▸ **Records for the exercise**:
┏━━

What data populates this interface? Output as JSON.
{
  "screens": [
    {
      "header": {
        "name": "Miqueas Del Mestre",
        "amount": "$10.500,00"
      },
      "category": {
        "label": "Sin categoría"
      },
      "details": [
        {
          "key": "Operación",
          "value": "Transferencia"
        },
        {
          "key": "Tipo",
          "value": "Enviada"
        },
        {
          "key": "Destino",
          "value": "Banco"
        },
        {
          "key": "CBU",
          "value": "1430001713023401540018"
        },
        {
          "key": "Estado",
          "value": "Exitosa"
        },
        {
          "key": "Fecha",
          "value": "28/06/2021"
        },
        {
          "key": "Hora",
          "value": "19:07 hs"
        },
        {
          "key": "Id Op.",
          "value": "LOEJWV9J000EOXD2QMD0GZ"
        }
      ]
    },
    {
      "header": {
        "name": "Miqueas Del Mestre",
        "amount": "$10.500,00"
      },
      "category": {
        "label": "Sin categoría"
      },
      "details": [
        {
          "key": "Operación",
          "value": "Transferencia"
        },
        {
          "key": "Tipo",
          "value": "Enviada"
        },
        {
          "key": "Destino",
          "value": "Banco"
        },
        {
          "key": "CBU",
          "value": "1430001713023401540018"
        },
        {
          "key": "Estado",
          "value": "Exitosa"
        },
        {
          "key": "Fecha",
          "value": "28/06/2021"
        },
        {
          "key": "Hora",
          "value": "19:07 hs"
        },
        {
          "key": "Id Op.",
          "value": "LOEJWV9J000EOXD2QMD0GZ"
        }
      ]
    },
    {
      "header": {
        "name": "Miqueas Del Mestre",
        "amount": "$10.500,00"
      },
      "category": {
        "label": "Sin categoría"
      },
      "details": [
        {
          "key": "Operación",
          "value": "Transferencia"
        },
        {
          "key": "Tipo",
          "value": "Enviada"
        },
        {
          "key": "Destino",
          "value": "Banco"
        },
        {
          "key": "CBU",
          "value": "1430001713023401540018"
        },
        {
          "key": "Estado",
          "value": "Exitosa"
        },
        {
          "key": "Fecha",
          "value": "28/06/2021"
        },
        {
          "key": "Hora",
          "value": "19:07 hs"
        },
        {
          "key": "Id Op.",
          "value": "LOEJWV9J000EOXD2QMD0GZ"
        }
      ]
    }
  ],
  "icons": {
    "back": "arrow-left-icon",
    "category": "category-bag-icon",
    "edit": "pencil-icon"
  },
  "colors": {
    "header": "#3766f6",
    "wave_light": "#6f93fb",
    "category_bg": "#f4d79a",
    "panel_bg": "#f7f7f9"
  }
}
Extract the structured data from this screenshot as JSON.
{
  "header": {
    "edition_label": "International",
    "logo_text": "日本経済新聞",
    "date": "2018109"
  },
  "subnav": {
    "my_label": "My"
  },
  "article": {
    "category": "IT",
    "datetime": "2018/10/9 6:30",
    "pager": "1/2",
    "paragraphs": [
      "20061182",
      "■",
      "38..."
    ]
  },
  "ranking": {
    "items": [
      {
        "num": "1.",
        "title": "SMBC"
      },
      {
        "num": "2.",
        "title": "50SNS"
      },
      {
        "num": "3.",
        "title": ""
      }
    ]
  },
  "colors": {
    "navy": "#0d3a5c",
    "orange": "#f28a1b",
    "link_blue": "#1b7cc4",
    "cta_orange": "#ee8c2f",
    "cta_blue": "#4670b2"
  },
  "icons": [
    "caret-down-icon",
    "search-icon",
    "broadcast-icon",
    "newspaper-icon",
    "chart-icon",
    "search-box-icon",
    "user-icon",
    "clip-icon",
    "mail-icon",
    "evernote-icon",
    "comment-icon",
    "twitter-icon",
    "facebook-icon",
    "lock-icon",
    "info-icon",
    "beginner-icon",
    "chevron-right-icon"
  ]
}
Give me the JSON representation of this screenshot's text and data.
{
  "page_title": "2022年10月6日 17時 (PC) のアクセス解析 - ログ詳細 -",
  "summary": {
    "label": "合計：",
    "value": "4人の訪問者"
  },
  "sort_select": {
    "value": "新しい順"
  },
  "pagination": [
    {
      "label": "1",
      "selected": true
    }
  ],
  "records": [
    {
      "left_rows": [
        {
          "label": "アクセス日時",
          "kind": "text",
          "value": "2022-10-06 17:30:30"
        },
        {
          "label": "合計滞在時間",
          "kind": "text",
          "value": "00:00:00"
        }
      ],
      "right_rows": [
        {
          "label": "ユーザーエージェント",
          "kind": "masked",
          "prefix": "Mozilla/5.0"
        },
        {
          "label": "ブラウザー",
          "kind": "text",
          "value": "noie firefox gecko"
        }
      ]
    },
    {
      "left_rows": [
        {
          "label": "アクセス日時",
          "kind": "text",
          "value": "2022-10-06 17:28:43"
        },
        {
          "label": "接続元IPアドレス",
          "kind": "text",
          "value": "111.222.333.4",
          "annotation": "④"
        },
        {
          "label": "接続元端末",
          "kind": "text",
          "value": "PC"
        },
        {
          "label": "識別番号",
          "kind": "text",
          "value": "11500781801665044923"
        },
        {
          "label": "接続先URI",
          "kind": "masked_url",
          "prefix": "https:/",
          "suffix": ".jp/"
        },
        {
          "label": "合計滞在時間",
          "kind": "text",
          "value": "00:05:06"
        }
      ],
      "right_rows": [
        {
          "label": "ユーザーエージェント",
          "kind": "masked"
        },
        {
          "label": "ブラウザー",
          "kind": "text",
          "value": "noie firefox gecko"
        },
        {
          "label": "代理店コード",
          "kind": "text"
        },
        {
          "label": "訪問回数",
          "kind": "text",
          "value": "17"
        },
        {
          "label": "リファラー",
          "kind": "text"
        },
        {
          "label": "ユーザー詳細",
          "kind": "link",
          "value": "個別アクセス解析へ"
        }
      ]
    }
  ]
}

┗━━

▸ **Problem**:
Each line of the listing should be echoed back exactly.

▸ **Task result**:
What data populates this interface? Output as JSON.
{
  "screens": [
    {
      "header": {
        "name": "Miqueas Del Mestre",
        "amount": "$10.500,00"
      },
      "category": {
        "label": "Sin categoría"
      },
      "details": [
        {
          "key": "Operación",
          "value": "Transferencia"
        },
        {
          "key": "Tipo",
          "value": "Enviada"
        },
        {
          "key": "Destino",
          "value": "Banco"
        },
        {
          "key": "CBU",
          "value": "1430001713023401540018"
        },
        {
          "key": "Estado",
          "value": "Exitosa"
        },
        {
          "key": "Fecha",
          "value": "28/06/2021"
        },
        {
          "key": "Hora",
          "value": "19:07 hs"
        },
        {
          "key": "Id Op.",
          "value": "LOEJWV9J000EOXD2QMD0GZ"
        }
      ]
    },
    {
      "header": {
        "name": "Miqueas Del Mestre",
        "amount": "$10.500,00"
      },
      "category": {
        "label": "Sin categoría"
      },
      "details": [
        {
          "key": "Operación",
          "value": "Transferencia"
        },
        {
          "key": "Tipo",
          "value": "Enviada"
        },
        {
          "key": "Destino",
          "value": "Banco"
        },
        {
          "key": "CBU",
          "value": "1430001713023401540018"
        },
        {
          "key": "Estado",
          "value": "Exitosa"
        },
        {
          "key": "Fecha",
          "value": "28/06/2021"
        },
        {
          "key": "Hora",
          "value": "19:07 hs"
        },
        {
          "key": "Id Op.",
          "value": "LOEJWV9J000EOXD2QMD0GZ"
        }
      ]
    },
    {
      "header": {
        "name": "Miqueas Del Mestre",
        "amount": "$10.500,00"
      },
      "category": {
        "label": "Sin categoría"
      },
      "details": [
        {
          "key": "Operación",
          "value": "Transferencia"
        },
        {
          "key": "Tipo",
          "value": "Enviada"
        },
        {
          "key": "Destino",
          "value": "Banco"
        },
        {
          "key": "CBU",
          "value": "1430001713023401540018"
        },
        {
          "key": "Estado",
          "value": "Exitosa"
        },
        {
          "key": "Fecha",
          "value": "28/06/2021"
        },
        {
          "key": "Hora",
          "value": "19:07 hs"
        },
        {
          "key": "Id Op.",
          "value": "LOEJWV9J000EOXD2QMD0GZ"
        }
      ]
    }
  ],
  "icons": {
    "back": "arrow-left-icon",
    "category": "category-bag-icon",
    "edit": "pencil-icon"
  },
  "colors": {
    "header": "#3766f6",
    "wave_light": "#6f93fb",
    "category_bg": "#f4d79a",
    "panel_bg": "#f7f7f9"
  }
}
Extract the structured data from this screenshot as JSON.
{
  "header": {
    "edition_label": "International",
    "logo_text": "日本経済新聞",
    "date": "2018109"
  },
  "subnav": {
    "my_label": "My"
  },
  "article": {
    "category": "IT",
    "datetime": "2018/10/9 6:30",
    "pager": "1/2",
    "paragraphs": [
      "20061182",
      "■",
      "38..."
    ]
  },
  "ranking": {
    "items": [
      {
        "num": "1.",
        "title": "SMBC"
      },
      {
        "num": "2.",
        "title": "50SNS"
      },
      {
        "num": "3.",
        "title": ""
      }
    ]
  },
  "colors": {
    "navy": "#0d3a5c",
    "orange": "#f28a1b",
    "link_blue": "#1b7cc4",
    "cta_orange": "#ee8c2f",
    "cta_blue": "#4670b2"
  },
  "icons": [
    "caret-down-icon",
    "search-icon",
    "broadcast-icon",
    "newspaper-icon",
    "chart-icon",
    "search-box-icon",
    "user-icon",
    "clip-icon",
    "mail-icon",
    "evernote-icon",
    "comment-icon",
    "twitter-icon",
    "facebook-icon",
    "lock-icon",
    "info-icon",
    "beginner-icon",
    "chevron-right-icon"
  ]
}
Give me the JSON representation of this screenshot's text and data.
{
  "page_title": "2022年10月6日 17時 (PC) のアクセス解析 - ログ詳細 -",
  "summary": {
    "label": "合計：",
    "value": "4人の訪問者"
  },
  "sort_select": {
    "value": "新しい順"
  },
  "pagination": [
    {
      "label": "1",
      "selected": true
    }
  ],
  "records": [
    {
      "left_rows": [
        {
          "label": "アクセス日時",
          "kind": "text",
          "value": "2022-10-06 17:30:30"
        },
        {
          "label": "合計滞在時間",
          "kind": "text",
          "value": "00:00:00"
        }
      ],
      "right_rows": [
        {
          "label": "ユーザーエージェント",
          "kind": "masked",
          "prefix": "Mozilla/5.0"
        },
        {
          "label": "ブラウザー",
          "kind": "text",
          "value": "noie firefox gecko"
        }
      ]
    },
    {
      "left_rows": [
        {
          "label": "アクセス日時",
          "kind": "text",
          "value": "2022-10-06 17:28:43"
        },
        {
          "label": "接続元IPアドレス",
          "kind": "text",
          "value": "111.222.333.4",
          "annotation": "④"
        },
        {
          "label": "接続元端末",
          "kind": "text",
          "value": "PC"
        },
        {
          "label": "識別番号",
          "kind": "text",
          "value": "11500781801665044923"
        },
        {
          "label": "接続先URI",
          "kind": "masked_url",
          "prefix": "https:/",
          "suffix": ".jp/"
        },
        {
          "label": "合計滞在時間",
          "kind": "text",
          "value": "00:05:06"
        }
      ],
      "right_rows": [
        {
          "label": "ユーザーエージェント",
          "kind": "masked"
        },
        {
          "label": "ブラウザー",
          "kind": "text",
          "value": "noie firefox gecko"
        },
        {
          "label": "代理店コード",
          "kind": "text"
        },
        {
          "label": "訪問回数",
          "kind": "text",
          "value": "17"
        },
        {
          "label": "リファラー",
          "kind": "text"
        },
        {
          "label": "ユーザー詳細",
          "kind": "link",
          "value": "個別アクセス解析へ"
        }
      ]
    }
  ]
}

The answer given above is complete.